BEGIN

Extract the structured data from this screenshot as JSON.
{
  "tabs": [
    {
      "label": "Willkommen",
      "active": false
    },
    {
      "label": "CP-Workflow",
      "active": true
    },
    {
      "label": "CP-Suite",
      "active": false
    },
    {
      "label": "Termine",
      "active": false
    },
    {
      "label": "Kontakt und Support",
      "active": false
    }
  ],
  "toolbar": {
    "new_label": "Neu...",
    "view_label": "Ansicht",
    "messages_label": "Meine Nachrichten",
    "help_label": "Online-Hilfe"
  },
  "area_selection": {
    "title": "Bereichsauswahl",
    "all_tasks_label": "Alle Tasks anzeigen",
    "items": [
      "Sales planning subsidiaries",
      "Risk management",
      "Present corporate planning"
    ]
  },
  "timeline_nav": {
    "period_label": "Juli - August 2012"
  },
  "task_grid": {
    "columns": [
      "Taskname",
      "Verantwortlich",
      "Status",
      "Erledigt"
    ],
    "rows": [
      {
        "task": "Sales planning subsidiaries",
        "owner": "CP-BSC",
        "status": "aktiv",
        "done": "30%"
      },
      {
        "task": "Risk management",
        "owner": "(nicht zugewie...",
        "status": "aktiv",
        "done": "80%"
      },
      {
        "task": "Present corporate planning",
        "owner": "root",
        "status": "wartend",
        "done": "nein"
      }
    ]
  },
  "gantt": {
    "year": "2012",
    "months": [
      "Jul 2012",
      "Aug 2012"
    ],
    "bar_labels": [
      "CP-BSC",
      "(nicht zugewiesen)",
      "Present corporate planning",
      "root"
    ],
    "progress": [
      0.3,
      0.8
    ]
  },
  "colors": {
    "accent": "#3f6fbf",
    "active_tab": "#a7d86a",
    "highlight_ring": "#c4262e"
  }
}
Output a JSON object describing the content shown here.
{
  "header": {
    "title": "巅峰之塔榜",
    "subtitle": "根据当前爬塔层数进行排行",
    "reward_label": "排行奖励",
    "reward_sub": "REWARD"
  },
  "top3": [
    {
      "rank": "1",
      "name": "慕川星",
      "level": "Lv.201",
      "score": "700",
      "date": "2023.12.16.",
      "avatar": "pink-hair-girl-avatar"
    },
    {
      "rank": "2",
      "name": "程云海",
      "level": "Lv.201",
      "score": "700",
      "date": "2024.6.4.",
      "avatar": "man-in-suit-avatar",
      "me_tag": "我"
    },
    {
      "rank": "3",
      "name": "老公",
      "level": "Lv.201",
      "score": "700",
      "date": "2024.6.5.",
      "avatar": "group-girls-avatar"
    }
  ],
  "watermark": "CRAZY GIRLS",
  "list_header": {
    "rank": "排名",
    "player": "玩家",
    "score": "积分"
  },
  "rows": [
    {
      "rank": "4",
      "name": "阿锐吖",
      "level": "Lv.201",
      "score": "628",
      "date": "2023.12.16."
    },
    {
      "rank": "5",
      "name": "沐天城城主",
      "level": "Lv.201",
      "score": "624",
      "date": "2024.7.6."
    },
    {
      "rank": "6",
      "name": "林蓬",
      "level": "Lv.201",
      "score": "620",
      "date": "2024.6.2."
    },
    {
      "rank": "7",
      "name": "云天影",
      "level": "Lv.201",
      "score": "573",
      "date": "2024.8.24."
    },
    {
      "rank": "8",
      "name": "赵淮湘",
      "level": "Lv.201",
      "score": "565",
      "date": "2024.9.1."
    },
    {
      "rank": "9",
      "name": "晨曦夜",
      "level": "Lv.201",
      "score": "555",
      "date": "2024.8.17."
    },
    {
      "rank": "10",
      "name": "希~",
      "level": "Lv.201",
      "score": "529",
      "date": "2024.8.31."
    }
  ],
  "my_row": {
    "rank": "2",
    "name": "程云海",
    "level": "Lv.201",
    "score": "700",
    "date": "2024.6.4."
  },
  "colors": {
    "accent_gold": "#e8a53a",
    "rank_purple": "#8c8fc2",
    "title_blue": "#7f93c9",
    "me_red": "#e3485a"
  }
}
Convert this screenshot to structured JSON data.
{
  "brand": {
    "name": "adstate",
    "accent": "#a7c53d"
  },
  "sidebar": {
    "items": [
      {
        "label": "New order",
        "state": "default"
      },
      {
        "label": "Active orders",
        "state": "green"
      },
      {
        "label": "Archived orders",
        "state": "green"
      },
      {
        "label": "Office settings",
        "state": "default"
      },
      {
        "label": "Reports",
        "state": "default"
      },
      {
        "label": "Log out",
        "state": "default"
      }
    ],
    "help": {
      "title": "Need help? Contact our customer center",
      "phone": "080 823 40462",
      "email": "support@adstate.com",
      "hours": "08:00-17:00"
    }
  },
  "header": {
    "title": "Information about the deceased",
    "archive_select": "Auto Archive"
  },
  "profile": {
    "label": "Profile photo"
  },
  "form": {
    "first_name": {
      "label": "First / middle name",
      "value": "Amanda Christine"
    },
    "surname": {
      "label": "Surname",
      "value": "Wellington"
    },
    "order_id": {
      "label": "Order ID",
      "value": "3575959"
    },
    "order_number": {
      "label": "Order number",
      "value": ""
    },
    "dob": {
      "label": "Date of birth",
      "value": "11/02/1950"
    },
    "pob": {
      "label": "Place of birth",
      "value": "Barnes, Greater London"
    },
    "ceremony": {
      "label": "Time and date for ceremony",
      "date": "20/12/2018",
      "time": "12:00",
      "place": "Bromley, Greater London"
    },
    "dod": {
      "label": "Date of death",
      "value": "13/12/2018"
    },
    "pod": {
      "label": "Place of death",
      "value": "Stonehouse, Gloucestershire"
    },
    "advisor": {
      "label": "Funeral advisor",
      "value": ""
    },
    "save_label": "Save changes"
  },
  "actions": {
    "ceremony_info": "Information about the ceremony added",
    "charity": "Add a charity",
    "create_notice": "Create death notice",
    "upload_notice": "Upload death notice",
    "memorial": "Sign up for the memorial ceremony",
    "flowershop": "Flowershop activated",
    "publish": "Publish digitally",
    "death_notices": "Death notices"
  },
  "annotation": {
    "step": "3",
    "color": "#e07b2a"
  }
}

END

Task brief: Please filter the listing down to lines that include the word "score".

Result of the exercise:
      "score": "700",
      "score": "700",
      "score": "700",
    "score": "积分"
      "score": "628",
      "score": "624",
      "score": "620",
      "score": "573",
      "score": "565",
      "score": "555",
      "score": "529",
    "score": "700",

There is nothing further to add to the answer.